What a strange situation: We know so much and we know so little. How is it possible that intelligent, deeply concerned DeKalb County residents are reduced to such dubious speculation about the future of their public schools?
Running the schools with superb opacity, our elected officials and administrators share essential information only under duress. Documents appear and disappear at will, and the system’s financial accounting is routinely withheld or obscured.
At least in the fairytale Hansel and Gretel, the crumbs dropped by the children led somewhere. In the dark labyrinth of the DeKalb County School System, there are no trails at all. It’s impossible to follow the money or the ideas.
From the outside looking in, we cannot discern a plan. Hiring a new superintendent? Meeting the eight recommendations from the Southern Association of Colleges and Schools? How about formulating an education agenda that constitutes more than a single “2020 Vision” web page, with its incongruous image of an idyllic lake surrounded by trees?
Historically, America’s public schools have mirrored social conflict and the tug between cultural tradition and change. Schools embody the endless argument between the status quo and reform. It is, perhaps, most often in the public schools that we encounter the triumph or deprivation of opportunity, equity and equality.
Within the school community, individuals bump up against the conventions of the system. How teachers teach and how students behave, the degree of administrators’ responsiveness to parents’ concerns, the frustration that one is not being heard, the disappointment in official determinations that seem unfair or wrongheaded – all generate tension.
In my own experience bringing up children in three different states, I’ve participated in debates over the teaching of evolution, the granting of tenure to a principal with anger-management issues, the expansion of a school building based on incomplete demographic data and the use of school buses to transport students to religious instruction. And I grew up in a city wracked by the board of education’s refusal to comply with a court order to desegregate its public schools.
No doubt about it, schools generate heat. School governance has always involved confrontation. And that’s all right in my view.
We don’t have to relish it, of course. But hashing out the curriculum, redistricting, construction, adoption of standards, recruitment and dozens of other issues is part of the business of education.
If the law is broken, a serious challenge is justified. If decisions appear to be driven by personal or professional interests–if there is even the appearance of impropriety–a challenge is in order.
This brings us back around to the DeKalb County School System, which is virtually pathological. The most notable symptom of decay is the increasingly undemocratic operation of the schools.
The system is so tightly controlled that residents have little opportunity to express themselves directly to school trustees in a public forum and must resort to writing email messages that are acknowledged, if at all, with an automatic response.

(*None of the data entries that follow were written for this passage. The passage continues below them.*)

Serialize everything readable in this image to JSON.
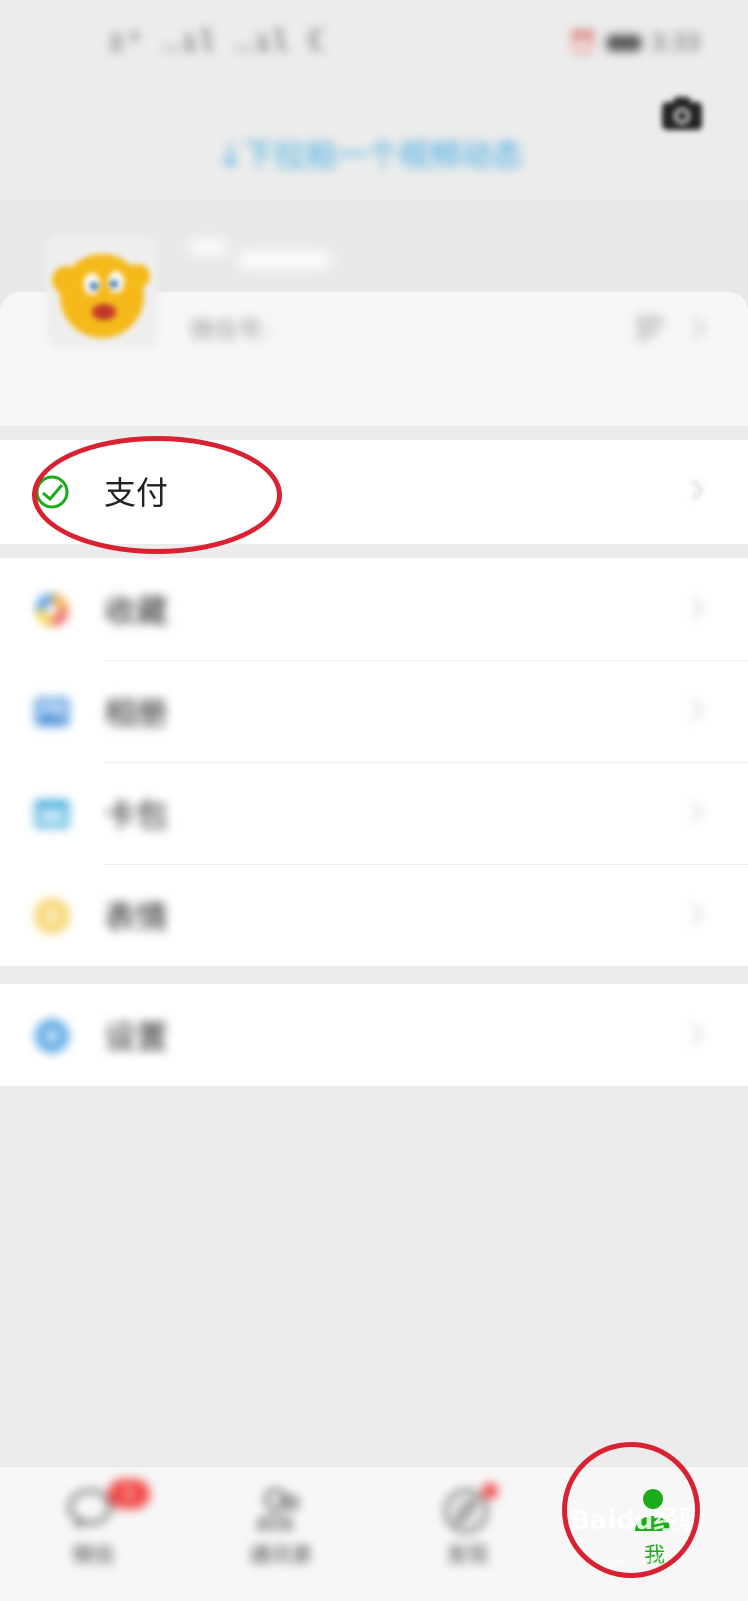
{
  "status_bar": {
    "left_text": "▯ˣ ‥ıl ‥ıl ℂ",
    "right_text": "3:33"
  },
  "header": {
    "pull_hint": "↓下拉拍一个视频动态",
    "camera_icon": "camera-icon"
  },
  "profile": {
    "nickname": "",
    "wechat_id_label": "微信号:",
    "wechat_id_value": "",
    "qr_icon": "qr-code-icon"
  },
  "menu": {
    "pay": {
      "label": "支付",
      "icon": "wechat-pay-icon",
      "color": "#1aad19"
    },
    "favorites": {
      "label": "收藏",
      "icon": "favorites-icon"
    },
    "album": {
      "label": "相册",
      "icon": "album-icon"
    },
    "cards": {
      "label": "卡包",
      "icon": "card-wallet-icon"
    },
    "stickers": {
      "label": "表情",
      "icon": "sticker-icon"
    },
    "settings": {
      "label": "设置",
      "icon": "settings-icon"
    }
  },
  "tabbar": {
    "tabs": [
      {
        "label": "微信",
        "icon": "chat-icon",
        "badge": "1"
      },
      {
        "label": "通讯录",
        "icon": "contacts-icon"
      },
      {
        "label": "发现",
        "icon": "discover-icon",
        "dot": true
      },
      {
        "label": "我",
        "icon": "me-icon",
        "active": true
      }
    ],
    "active_color": "#1aad19"
  },
  "watermark": {
    "brand": "Baidu经验",
    "url": "jingyan.baidu.com"
  },
  "annotation_color": "#d92231"
}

Similarly, the public has been denied access to crucial details of the budget and the courtesy of updates on the superintendent search process. Communications from the board and superintendent often are jumbled and self-serving.
Paranoia is so entrenched it took a month to get clearance to write a few stories that actually highlighted the good work of the schools.
A school system that functions democratically is characterized by open discourse between school board members and the people they represent. Argument is a healthy part of that dialogue. Impulsive pronouncements by individual trustees (candor is not always refreshing or constructive) and heavy-handed public relations management of meetings and information signify that the system is in poor health.
In DeKalb County, the business of education has come down to the contemptuous use of power to create personal prerogatives that have absolutely nothing to do with improving the education of 100,000-plus students.
We may not have all the information we deserve, but we know enough to recognize the impairment of the school system through undemocratic practices.
This is the last of Claudia Keenan's Classroom Notes columns for this school year.